- Honey, Apples, Mango, Pear, Watermelon, High Fructose Corn Syrup (HFCS), asparagus, artichokes and sugar snap peas.
- Polyols – are a type of carbohydrate that humans can only partially digest and absorb in the small intestine. Some Examples:
- Apples, Apricots, Avocado, Cherries, Nectarines, Pears, Plums, Prunes, Mushrooms, as well as Sorbitol, Mannitol, Xylitol, Maltitol (all end in ‘ol) and Isomalt, used in sugar-free products like candy, flavored jam and jelly spreads, baked goods and baking mixes, chewing gum and cough drops as well as diet products. Sugar alcohols mimic the sweetness of sucrose (table sugar), however, because their absorption is much slower, only a small amount of what is eaten is actually absorbed.
The Low-FODMAP diet and the restriction of certain carbs help reduce the fermentation process and IBS symptoms in about 75% of patients.
I have had many problems throughout the years, but it was from 2010 to 2013 when my symptoms got out of control. I had bloating so bad, I looked pregnant. The pain from the distention was hard to live with. I had to wear certain types of clothes just so to be comfortable (dresses, leggings). I have had to say no to social gatherings because I was so uncomfortable and had low energy. Sometimes just working out was no fun because I felt like a huge balloon – from head to toe, I felt utterly gross!

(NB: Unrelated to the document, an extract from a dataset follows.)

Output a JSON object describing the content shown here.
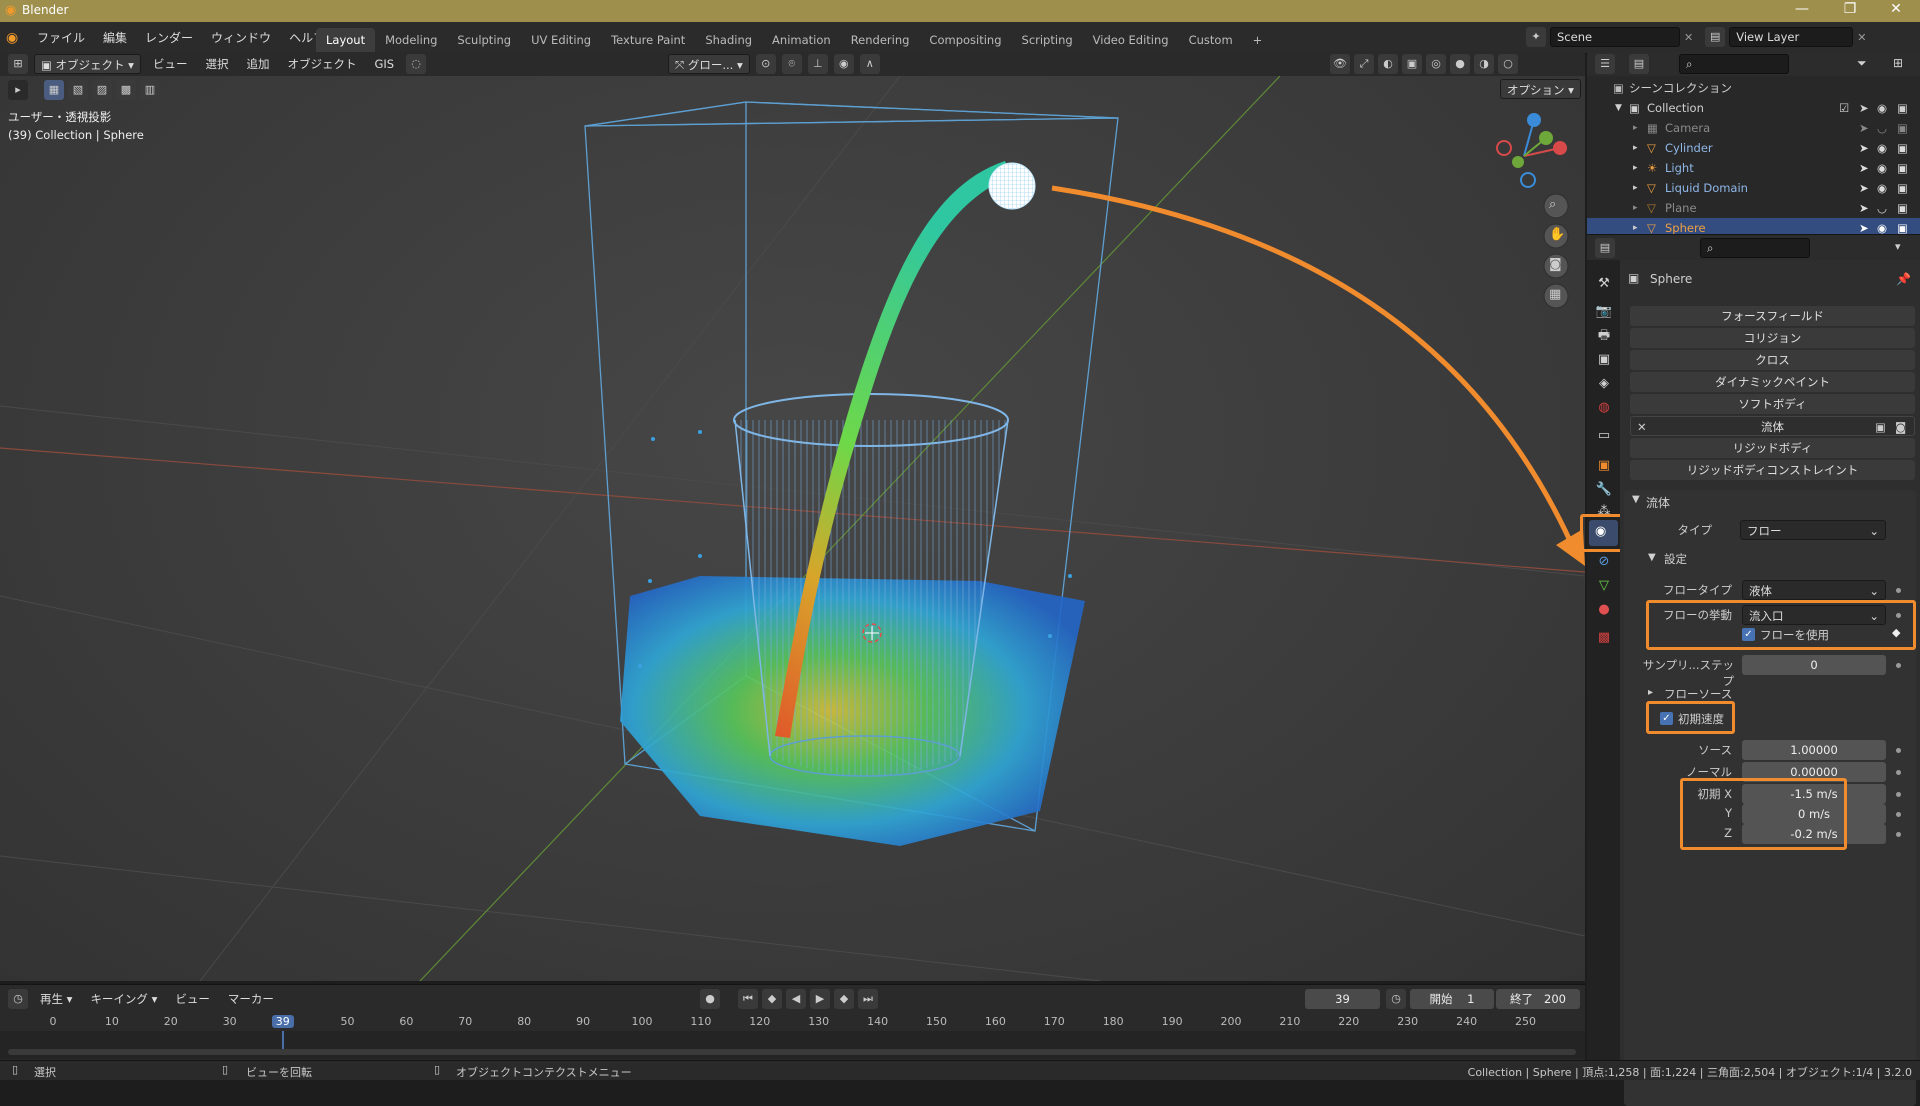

The pain and bloating I experienced could last for weeks on end or almost cause embarrassing situations. After following the low-FODMAP diet, it totally made sense why I had such horrible pain some days and not others.